BEGIN The data

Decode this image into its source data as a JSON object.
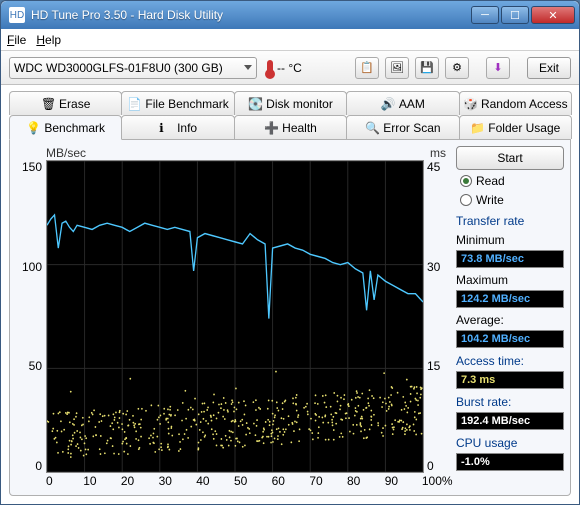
{
  "window": {
    "title": "HD Tune Pro 3.50 - Hard Disk Utility"
  },
  "menu": {
    "file": "File",
    "help": "Help"
  },
  "toolbar": {
    "drive": "WDC WD3000GLFS-01F8U0 (300 GB)",
    "temp": "--  °C",
    "exit": "Exit",
    "buttons": [
      "copy-icon",
      "screenshot-icon",
      "save-icon",
      "options-icon",
      "refresh-icon"
    ]
  },
  "tabs_top": [
    {
      "id": "erase",
      "label": "Erase"
    },
    {
      "id": "file-benchmark",
      "label": "File Benchmark"
    },
    {
      "id": "disk-monitor",
      "label": "Disk monitor"
    },
    {
      "id": "aam",
      "label": "AAM"
    },
    {
      "id": "random-access",
      "label": "Random Access"
    }
  ],
  "tabs_bottom": [
    {
      "id": "benchmark",
      "label": "Benchmark",
      "active": true
    },
    {
      "id": "info",
      "label": "Info"
    },
    {
      "id": "health",
      "label": "Health"
    },
    {
      "id": "error-scan",
      "label": "Error Scan"
    },
    {
      "id": "folder-usage",
      "label": "Folder Usage"
    }
  ],
  "side": {
    "start": "Start",
    "read": "Read",
    "write": "Write",
    "mode": "read",
    "transfer_label": "Transfer rate",
    "min_label": "Minimum",
    "min": "73.8 MB/sec",
    "max_label": "Maximum",
    "max": "124.2 MB/sec",
    "avg_label": "Average:",
    "avg": "104.2 MB/sec",
    "atime_label": "Access time:",
    "atime": "7.3 ms",
    "burst_label": "Burst rate:",
    "burst": "192.4 MB/sec",
    "cpu_label": "CPU usage",
    "cpu": "-1.0%"
  },
  "chart_data": {
    "type": "line",
    "title": "",
    "xlabel": "",
    "ylabel_left": "MB/sec",
    "ylabel_right": "ms",
    "xlim": [
      0,
      100
    ],
    "ylim_left": [
      0,
      150
    ],
    "ylim_right": [
      0,
      45
    ],
    "x_ticks": [
      0,
      10,
      20,
      30,
      40,
      50,
      60,
      70,
      80,
      90,
      100
    ],
    "y_left_ticks": [
      0,
      50,
      100,
      150
    ],
    "y_right_ticks": [
      0,
      15,
      30,
      45
    ],
    "series": [
      {
        "name": "Transfer rate",
        "axis": "left",
        "color": "#4ec8ff",
        "style": "line",
        "x": [
          0,
          1,
          2,
          3,
          4,
          5,
          6,
          7,
          8,
          10,
          12,
          14,
          16,
          18,
          20,
          22,
          24,
          26,
          28,
          30,
          32,
          34,
          36,
          38,
          39,
          40,
          42,
          44,
          46,
          48,
          50,
          52,
          54,
          56,
          58,
          59,
          60,
          62,
          64,
          66,
          68,
          70,
          72,
          74,
          76,
          78,
          80,
          82,
          84,
          85,
          86,
          87,
          88,
          90,
          92,
          94,
          96,
          98,
          100
        ],
        "values": [
          119,
          122,
          124,
          108,
          120,
          121,
          118,
          116,
          119,
          118,
          117,
          119,
          120,
          119,
          118,
          116,
          118,
          120,
          119,
          118,
          117,
          118,
          117,
          116,
          97,
          113,
          115,
          114,
          113,
          112,
          111,
          110,
          115,
          112,
          110,
          74,
          108,
          109,
          110,
          108,
          107,
          105,
          104,
          103,
          101,
          100,
          101,
          98,
          96,
          78,
          97,
          83,
          95,
          92,
          90,
          88,
          86,
          86,
          82
        ]
      },
      {
        "name": "Access time",
        "axis": "right",
        "color": "#e8e070",
        "style": "scatter",
        "note": "dense scatter cloud; y values in ms roughly between 3 and 13 ms across full x range, centroid ~7.3 ms, spread slightly increasing with x",
        "approx_range": [
          3,
          13
        ],
        "mean": 7.3
      }
    ]
  }
}
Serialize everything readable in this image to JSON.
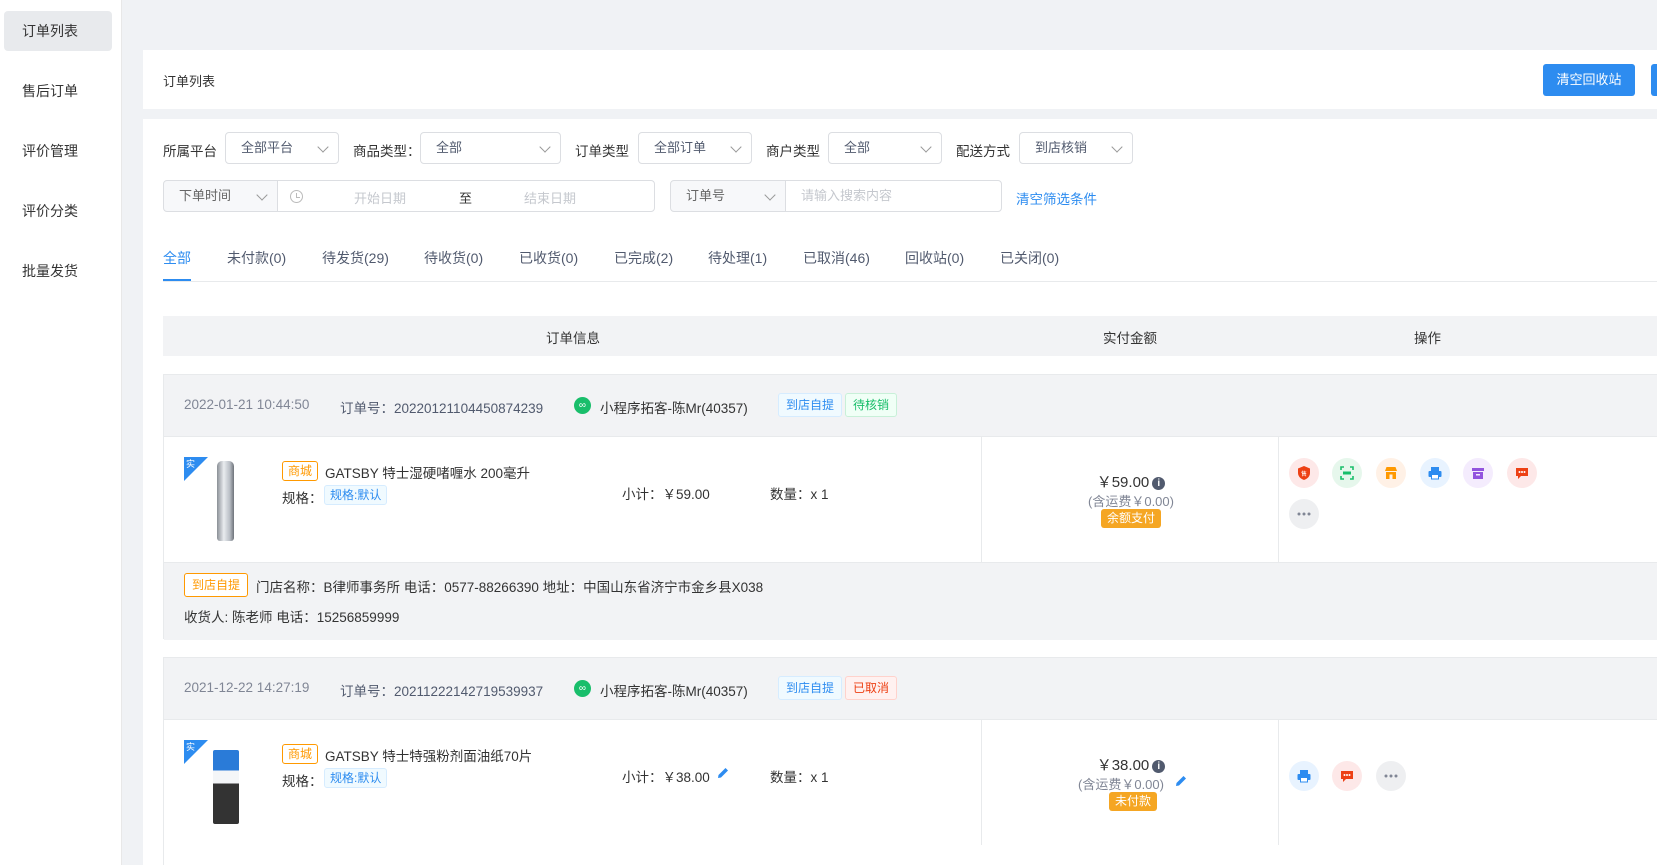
{
  "sidebar": {
    "items": [
      {
        "label": "订单列表",
        "active": true
      },
      {
        "label": "售后订单"
      },
      {
        "label": "评价管理"
      },
      {
        "label": "评价分类"
      },
      {
        "label": "批量发货"
      }
    ]
  },
  "header": {
    "title": "订单列表",
    "clear_recycle_button": "清空回收站"
  },
  "filters": {
    "platform_label": "所属平台",
    "platform_value": "全部平台",
    "goods_type_label": "商品类型：",
    "goods_type_value": "全部",
    "order_type_label": "订单类型",
    "order_type_value": "全部订单",
    "merchant_type_label": "商户类型",
    "merchant_type_value": "全部",
    "delivery_label": "配送方式",
    "delivery_value": "到店核销",
    "time_type": "下单时间",
    "start_placeholder": "开始日期",
    "range_sep": "至",
    "end_placeholder": "结束日期",
    "search_field": "订单号",
    "search_placeholder": "请输入搜索内容",
    "clear_link": "清空筛选条件"
  },
  "tabs": [
    {
      "label": "全部",
      "active": true
    },
    {
      "label": "未付款(0)"
    },
    {
      "label": "待发货(29)"
    },
    {
      "label": "待收货(0)"
    },
    {
      "label": "已收货(0)"
    },
    {
      "label": "已完成(2)"
    },
    {
      "label": "待处理(1)"
    },
    {
      "label": "已取消(46)"
    },
    {
      "label": "回收站(0)"
    },
    {
      "label": "已关闭(0)"
    }
  ],
  "table_header": {
    "info": "订单信息",
    "amount": "实付金额",
    "ops": "操作"
  },
  "orders": [
    {
      "time": "2022-01-21 10:44:50",
      "order_no": "订单号：2022012110445087423​9",
      "wechat_icon": "mini-program-icon",
      "customer": "小程序拓客-陈Mr(40357)",
      "tag1": "到店自提",
      "tag2": "待核销",
      "mall_tag": "商城",
      "corner": "实",
      "product_name": "GATSBY 特士湿硬啫喱水 200毫升",
      "spec_label": "规格：",
      "spec_value": "规格:默认",
      "subtotal": "小计：￥59.00",
      "quantity": "数量：x 1",
      "amount": "￥59.00",
      "shipping": "(含运费￥0.00)",
      "pay_method": "余额支付",
      "store_tag": "到店自提",
      "store_info": "门店名称：B律师事务所 电话：0577-88266390 地址：中国山东省济宁市金乡县X038",
      "receiver": "收货人: 陈老师 电话：15256859999"
    },
    {
      "time": "2021-12-22 14:27:19",
      "order_no": "订单号：20211222142719539937",
      "customer": "小程序拓客-陈Mr(40357)",
      "tag1": "到店自提",
      "tag2": "已取消",
      "mall_tag": "商城",
      "corner": "实",
      "product_name": "GATSBY 特士特强粉剂面油纸70片",
      "spec_label": "规格：",
      "spec_value": "规格:默认",
      "subtotal": "小计：￥38.00",
      "quantity": "数量：x 1",
      "amount": "￥38.00",
      "shipping": "(含运费￥0.00)",
      "pay_method": "未付款"
    }
  ],
  "colors": {
    "primary": "#2d8cf0",
    "success": "#19be6b",
    "warning": "#f5a623",
    "danger": "#ed4014"
  },
  "op_icons": [
    "after-sale-icon",
    "verify-icon",
    "store-icon",
    "print-icon",
    "archive-icon",
    "message-icon",
    "more-icon"
  ]
}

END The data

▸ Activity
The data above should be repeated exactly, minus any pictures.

▸ Reply to the task
Decode this image into its source data as a JSON object.
{
  "window": {
    "title": "HD Tune Pro 3.50 - Hard Disk Utility"
  },
  "menu": {
    "file": "File",
    "help": "Help"
  },
  "toolbar": {
    "drive": "WDC WD3000GLFS-01F8U0 (300 GB)",
    "temp": "--  °C",
    "exit": "Exit",
    "buttons": [
      "copy-icon",
      "screenshot-icon",
      "save-icon",
      "options-icon",
      "refresh-icon"
    ]
  },
  "tabs_top": [
    {
      "id": "erase",
      "label": "Erase"
    },
    {
      "id": "file-benchmark",
      "label": "File Benchmark"
    },
    {
      "id": "disk-monitor",
      "label": "Disk monitor"
    },
    {
      "id": "aam",
      "label": "AAM"
    },
    {
      "id": "random-access",
      "label": "Random Access"
    }
  ],
  "tabs_bottom": [
    {
      "id": "benchmark",
      "label": "Benchmark",
      "active": true
    },
    {
      "id": "info",
      "label": "Info"
    },
    {
      "id": "health",
      "label": "Health"
    },
    {
      "id": "error-scan",
      "label": "Error Scan"
    },
    {
      "id": "folder-usage",
      "label": "Folder Usage"
    }
  ],
  "side": {
    "start": "Start",
    "read": "Read",
    "write": "Write",
    "mode": "read",
    "transfer_label": "Transfer rate",
    "min_label": "Minimum",
    "min": "73.8 MB/sec",
    "max_label": "Maximum",
    "max": "124.2 MB/sec",
    "avg_label": "Average:",
    "avg": "104.2 MB/sec",
    "atime_label": "Access time:",
    "atime": "7.3 ms",
    "burst_label": "Burst rate:",
    "burst": "192.4 MB/sec",
    "cpu_label": "CPU usage",
    "cpu": "-1.0%"
  },
  "chart_data": {
    "type": "line",
    "title": "",
    "xlabel": "",
    "ylabel_left": "MB/sec",
    "ylabel_right": "ms",
    "xlim": [
      0,
      100
    ],
    "ylim_left": [
      0,
      150
    ],
    "ylim_right": [
      0,
      45
    ],
    "x_ticks": [
      0,
      10,
      20,
      30,
      40,
      50,
      60,
      70,
      80,
      90,
      100
    ],
    "y_left_ticks": [
      0,
      50,
      100,
      150
    ],
    "y_right_ticks": [
      0,
      15,
      30,
      45
    ],
    "series": [
      {
        "name": "Transfer rate",
        "axis": "left",
        "color": "#4ec8ff",
        "style": "line",
        "x": [
          0,
          1,
          2,
          3,
          4,
          5,
          6,
          7,
          8,
          10,
          12,
          14,
          16,
          18,
          20,
          22,
          24,
          26,
          28,
          30,
          32,
          34,
          36,
          38,
          39,
          40,
          42,
          44,
          46,
          48,
          50,
          52,
          54,
          56,
          58,
          59,
          60,
          62,
          64,
          66,
          68,
          70,
          72,
          74,
          76,
          78,
          80,
          82,
          84,
          85,
          86,
          87,
          88,
          90,
          92,
          94,
          96,
          98,
          100
        ],
        "values": [
          119,
          122,
          124,
          108,
          120,
          121,
          118,
          116,
          119,
          118,
          117,
          119,
          120,
          119,
          118,
          116,
          118,
          120,
          119,
          118,
          117,
          118,
          117,
          116,
          97,
          113,
          115,
          114,
          113,
          112,
          111,
          110,
          115,
          112,
          110,
          74,
          108,
          109,
          110,
          108,
          107,
          105,
          104,
          103,
          101,
          100,
          101,
          98,
          96,
          78,
          97,
          83,
          95,
          92,
          90,
          88,
          86,
          86,
          82
        ]
      },
      {
        "name": "Access time",
        "axis": "right",
        "color": "#e8e070",
        "style": "scatter",
        "note": "dense scatter cloud; y values in ms roughly between 3 and 13 ms across full x range, centroid ~7.3 ms, spread slightly increasing with x",
        "approx_range": [
          3,
          13
        ],
        "mean": 7.3
      }
    ]
  }
}
Serialize everything readable in this image to JSON.
{
  "sidebar": {
    "items": [
      {
        "label": "订单列表",
        "active": true
      },
      {
        "label": "售后订单"
      },
      {
        "label": "评价管理"
      },
      {
        "label": "评价分类"
      },
      {
        "label": "批量发货"
      }
    ]
  },
  "header": {
    "title": "订单列表",
    "clear_recycle_button": "清空回收站"
  },
  "filters": {
    "platform_label": "所属平台",
    "platform_value": "全部平台",
    "goods_type_label": "商品类型：",
    "goods_type_value": "全部",
    "order_type_label": "订单类型",
    "order_type_value": "全部订单",
    "merchant_type_label": "商户类型",
    "merchant_type_value": "全部",
    "delivery_label": "配送方式",
    "delivery_value": "到店核销",
    "time_type": "下单时间",
    "start_placeholder": "开始日期",
    "range_sep": "至",
    "end_placeholder": "结束日期",
    "search_field": "订单号",
    "search_placeholder": "请输入搜索内容",
    "clear_link": "清空筛选条件"
  },
  "tabs": [
    {
      "label": "全部",
      "active": true
    },
    {
      "label": "未付款(0)"
    },
    {
      "label": "待发货(29)"
    },
    {
      "label": "待收货(0)"
    },
    {
      "label": "已收货(0)"
    },
    {
      "label": "已完成(2)"
    },
    {
      "label": "待处理(1)"
    },
    {
      "label": "已取消(46)"
    },
    {
      "label": "回收站(0)"
    },
    {
      "label": "已关闭(0)"
    }
  ],
  "table_header": {
    "info": "订单信息",
    "amount": "实付金额",
    "ops": "操作"
  },
  "orders": [
    {
      "time": "2022-01-21 10:44:50",
      "order_no": "订单号：2022012110445087423​9",
      "wechat_icon": "mini-program-icon",
      "customer": "小程序拓客-陈Mr(40357)",
      "tag1": "到店自提",
      "tag2": "待核销",
      "mall_tag": "商城",
      "corner": "实",
      "product_name": "GATSBY 特士湿硬啫喱水 200毫升",
      "spec_label": "规格：",
      "spec_value": "规格:默认",
      "subtotal": "小计：￥59.00",
      "quantity": "数量：x 1",
      "amount": "￥59.00",
      "shipping": "(含运费￥0.00)",
      "pay_method": "余额支付",
      "store_tag": "到店自提",
      "store_info": "门店名称：B律师事务所 电话：0577-88266390 地址：中国山东省济宁市金乡县X038",
      "receiver": "收货人: 陈老师 电话：15256859999"
    },
    {
      "time": "2021-12-22 14:27:19",
      "order_no": "订单号：20211222142719539937",
      "customer": "小程序拓客-陈Mr(40357)",
      "tag1": "到店自提",
      "tag2": "已取消",
      "mall_tag": "商城",
      "corner": "实",
      "product_name": "GATSBY 特士特强粉剂面油纸70片",
      "spec_label": "规格：",
      "spec_value": "规格:默认",
      "subtotal": "小计：￥38.00",
      "quantity": "数量：x 1",
      "amount": "￥38.00",
      "shipping": "(含运费￥0.00)",
      "pay_method": "未付款"
    }
  ],
  "colors": {
    "primary": "#2d8cf0",
    "success": "#19be6b",
    "warning": "#f5a623",
    "danger": "#ed4014"
  },
  "op_icons": [
    "after-sale-icon",
    "verify-icon",
    "store-icon",
    "print-icon",
    "archive-icon",
    "message-icon",
    "more-icon"
  ]
}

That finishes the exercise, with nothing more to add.